With ReadyBoost I wasn’t able to see any noticeable difference in performance for application load times, save times, close times at all specifically because I have 8GB of RAM. I was able to show that the I/O Operations were caching to the ReadyBoost with Performance Monitor based on this article: http://www.techrepublic.com/blog/window-on-windows/keep-tabs-on-readyboost-with-windows-7s-performance-monitor/2257
With everything I have read on ReadyBoost including a fairly good Anandtech cover of performance benefits ReadyBoost provides clear benefits to systems with under 2GB of RAM and way more benefits to those with 1GB of RAM or less. It is a clear benefit for RAM limited laptops that need an extra boost of RAM and works with flash drives to improve random read/write operation performance.
In Windows 7 the ReadyBoost algorithm supposedly has also been improved , which should result in better performance. According to a Wiki entry on the subject, one test showed reading of flash memory up to 5-10 times faster in Windows 7 compared to Windows Vista due to higher hit rate.
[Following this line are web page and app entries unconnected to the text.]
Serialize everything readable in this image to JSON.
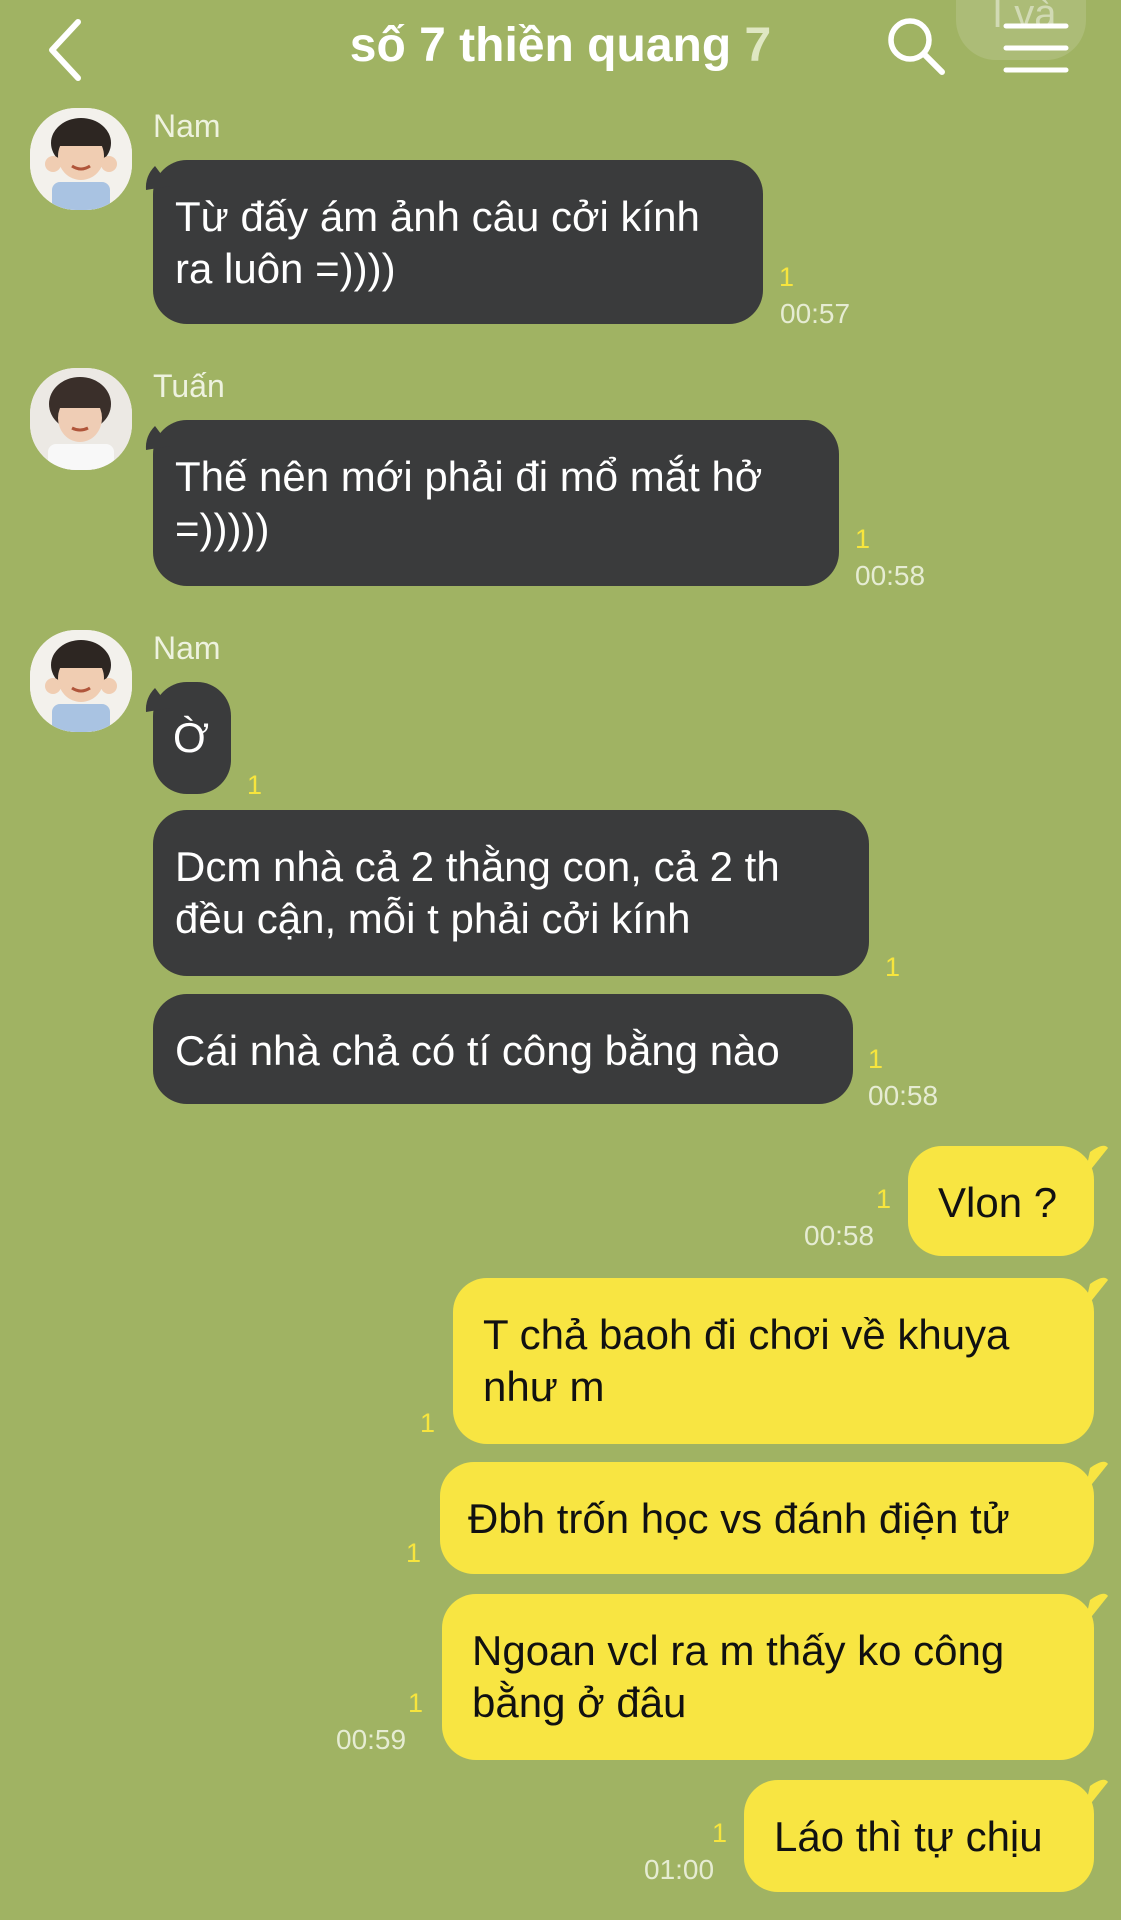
{
  "header": {
    "title": "số 7 thiền quang",
    "member_count": "7",
    "partial_top_right": "I và"
  },
  "messages": [
    {
      "sender": "Nam",
      "lines": [
        "Từ đấy ám ảnh câu cởi kính",
        "ra luôn =))))"
      ],
      "read": "1",
      "time": "00:57"
    },
    {
      "sender": "Tuấn",
      "lines": [
        "Thế nên mới phải đi mổ mắt hở",
        "=)))))"
      ],
      "read": "1",
      "time": "00:58"
    },
    {
      "sender": "Nam",
      "lines": [
        "Ờ"
      ],
      "read": "1",
      "time": ""
    },
    {
      "sender": "",
      "lines": [
        "Dcm nhà cả 2 thằng con, cả 2 th",
        "đều cận, mỗi t phải cởi kính"
      ],
      "read": "1",
      "time": ""
    },
    {
      "sender": "",
      "lines": [
        "Cái nhà chả có tí công bằng nào"
      ],
      "read": "1",
      "time": "00:58"
    },
    {
      "sender": "me",
      "lines": [
        "Vlon ?"
      ],
      "read": "1",
      "time": "00:58"
    },
    {
      "sender": "me",
      "lines": [
        "T chả baoh đi chơi về khuya",
        "như m"
      ],
      "read": "1",
      "time": ""
    },
    {
      "sender": "me",
      "lines": [
        "Đbh trốn học vs đánh điện tử"
      ],
      "read": "1",
      "time": ""
    },
    {
      "sender": "me",
      "lines": [
        "Ngoan vcl ra m thấy ko công",
        "bằng ở đâu"
      ],
      "read": "1",
      "time": "00:59"
    },
    {
      "sender": "me",
      "lines": [
        "Láo thì tự chịu"
      ],
      "read": "1",
      "time": "01:00"
    }
  ],
  "colors": {
    "background": "#a0b363",
    "incoming": "#3a3b3c",
    "outgoing": "#f8e542",
    "read_mark": "#f7e53d"
  }
}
Bottom Line: ReadyBoost or Don’t ReadyBoost?
After spending hours trying to determine if ReadyBoost was providing any benefit to my Windows 7 system I determined that 8GB of RAM is simply too much for any noticeable ReadyBoost performance with an SSD or a Flash Drive. ReadyBoost will provide benefit if you have limited RAM (1GB or less for most benefit) but if you really want to see performance improvement on your system with Windows load times, application load times, and all read/write operations from your hard drive then you will have to use your SSD drive. The best benefit of course will be re-installing Windows onto your SSD drive and using it as your primary boot drive. Smaller benefits would be installing your long load time applications to your SSD drive instead of your primary drive but the load time improvements would only be for those applications installed on your SSD drive.
I was real impressed with the Kingston SSDNow V+200 and intend to find the time to re-install my OS soon and make this 90GB SSD drive my primary Operating System drive at some point in the future. I am going to have to research ways to do this as cleanly as possible, I am hoping I can simply “mirror” or “clone” your OS to an SSD Disk and switch over which is the boot drive.
I have been obsessed with computers, tech, gadgets and games since the early 1980’s having grown up on the Commodore 64 and Amiga computers.
By day I work in the IT Security Industry and have been in IT for over 20 years. On my spare time I am a Vlogger, Blogger, Streamer, Gadget Reviewer, affiliate marketer, influencer and entertainer. I am also an avid movie fan, TV Show fan, Anime fan, video game fan and fan of trying anything and everything new.